If you or a loved one has a health condition, such as arthritis, diabetes, or heart disease, you might think being physically active could be dangerous. In fact, it’s just the opposite.
Research shows that, regardless of your current health status, it’s important that you move more and sit less throughout the day. Not only can you improve your strength, balance, flexibility, and endurance, making it easier to navigate daily life, but staying active can also reduce your risk of developing health conditions.
But just how much physical activity do you need? Does physical activity always have to be walking or lifting weights? What if you struggle to stay physically active already? And what if you have a chronic condition or a disability? Let’s take a look.
How Much Physical Activity Older Adults Need
As you age, getting regular physical activity is one of the best ways to prevent health problems and to help your muscles grow stronger so you can keep doing your day-to-day activities independently.
According to the Centers for Disease Control and Prevention, older adults should do at least 150 minutes (2 hours and 30 minutes) a week of moderate-intensity aerobic activity, which is considered to be anything that gets your heart beating faster, such as walking briskly, water aerobics, bicycling, dancing, or gardening.
Older adults should also do muscle-strengthening activities that involve all major muscle groups at least twice a week.
You might be thinking that exercise puts you at risk of falling or that you’re too weak or have too many aches and pains to exercise. However, regular exercise builds strength and stamina and improves balance, actually reducing your risk of falling.
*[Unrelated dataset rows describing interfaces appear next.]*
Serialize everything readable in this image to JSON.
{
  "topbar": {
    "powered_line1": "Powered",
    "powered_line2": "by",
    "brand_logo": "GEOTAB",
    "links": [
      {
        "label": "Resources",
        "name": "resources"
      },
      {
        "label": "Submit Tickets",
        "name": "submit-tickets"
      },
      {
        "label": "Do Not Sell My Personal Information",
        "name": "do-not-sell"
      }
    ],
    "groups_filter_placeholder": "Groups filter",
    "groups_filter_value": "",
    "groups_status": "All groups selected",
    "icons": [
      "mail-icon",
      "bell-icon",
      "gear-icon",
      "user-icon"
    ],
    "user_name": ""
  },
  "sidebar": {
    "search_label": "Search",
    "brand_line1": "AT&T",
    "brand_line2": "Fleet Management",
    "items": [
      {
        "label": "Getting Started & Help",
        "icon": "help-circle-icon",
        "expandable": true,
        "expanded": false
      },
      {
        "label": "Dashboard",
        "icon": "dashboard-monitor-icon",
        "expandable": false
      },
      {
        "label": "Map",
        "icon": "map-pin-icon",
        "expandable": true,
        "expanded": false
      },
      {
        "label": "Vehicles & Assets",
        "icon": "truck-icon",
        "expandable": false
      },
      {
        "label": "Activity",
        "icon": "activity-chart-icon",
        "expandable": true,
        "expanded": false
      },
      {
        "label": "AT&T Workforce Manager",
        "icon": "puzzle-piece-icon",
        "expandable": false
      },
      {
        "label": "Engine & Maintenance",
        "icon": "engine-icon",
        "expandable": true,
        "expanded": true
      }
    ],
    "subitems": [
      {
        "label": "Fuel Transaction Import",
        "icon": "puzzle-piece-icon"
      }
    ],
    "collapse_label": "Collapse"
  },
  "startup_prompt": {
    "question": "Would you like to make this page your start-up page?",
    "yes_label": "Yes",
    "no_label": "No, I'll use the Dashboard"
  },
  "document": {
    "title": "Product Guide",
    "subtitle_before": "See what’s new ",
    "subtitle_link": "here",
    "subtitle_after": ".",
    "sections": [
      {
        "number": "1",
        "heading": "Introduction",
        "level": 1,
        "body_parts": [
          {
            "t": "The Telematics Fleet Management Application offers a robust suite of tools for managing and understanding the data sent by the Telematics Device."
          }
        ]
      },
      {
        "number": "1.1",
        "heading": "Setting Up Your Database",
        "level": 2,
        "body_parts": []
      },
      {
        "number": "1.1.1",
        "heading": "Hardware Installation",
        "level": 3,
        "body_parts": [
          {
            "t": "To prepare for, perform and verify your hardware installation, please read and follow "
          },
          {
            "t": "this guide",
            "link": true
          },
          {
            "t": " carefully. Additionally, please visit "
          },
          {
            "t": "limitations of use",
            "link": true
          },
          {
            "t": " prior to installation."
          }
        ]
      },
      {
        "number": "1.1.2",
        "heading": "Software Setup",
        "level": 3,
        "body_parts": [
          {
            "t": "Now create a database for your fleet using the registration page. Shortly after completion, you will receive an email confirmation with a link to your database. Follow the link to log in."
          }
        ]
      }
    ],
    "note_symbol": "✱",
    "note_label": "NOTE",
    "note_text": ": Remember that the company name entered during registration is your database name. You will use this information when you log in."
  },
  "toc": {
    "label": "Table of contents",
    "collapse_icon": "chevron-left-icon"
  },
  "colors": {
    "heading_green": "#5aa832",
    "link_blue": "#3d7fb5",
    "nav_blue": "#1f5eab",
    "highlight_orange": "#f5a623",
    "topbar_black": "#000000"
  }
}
Additionally, getting moving can help you manage pain and improve your strength and self-confidence.
How to Add Physical Activity to Your Daily Life
If 150 minutes a week sounds like a lot, it’s important to remember that some physical activity is better than none at all.
Start by walking for 10 minutes at a time. Slowly increase the total amount of time you are active, the number of days you are active, and the intensity of each activity. Try building up to 30 minutes a day, five days a week.
To make sure you’ll stick with it, pick physical activities that you enjoy. Walking the golf course, lifting and carrying as part of gardening, and taking photographs on a nature hike are all examples of physical activities for older adults.
It also helps to try a variety of activities. This can not only keep your workouts interesting; it can also reduce the risk of overuse injury.
What If You Have a Chronic Condition or Disability
If you have a chronic condition, talk with your doctor to determine whether your condition limits your ability to do regular physical activity. If your condition stops you from meeting the minimum recommended activity levels, try to do as much as you can. What’s important is that you avoid being inactive.
If you have a disability, it’s also best to talk with your doctor about the amounts and types of physical activity that are appropriate for you and your abilities before you begin a physical activity routine.
For more tips on living well in old age, subscribe to Highgate Senior Living’s monthly newsletter, Purposeful Living, today.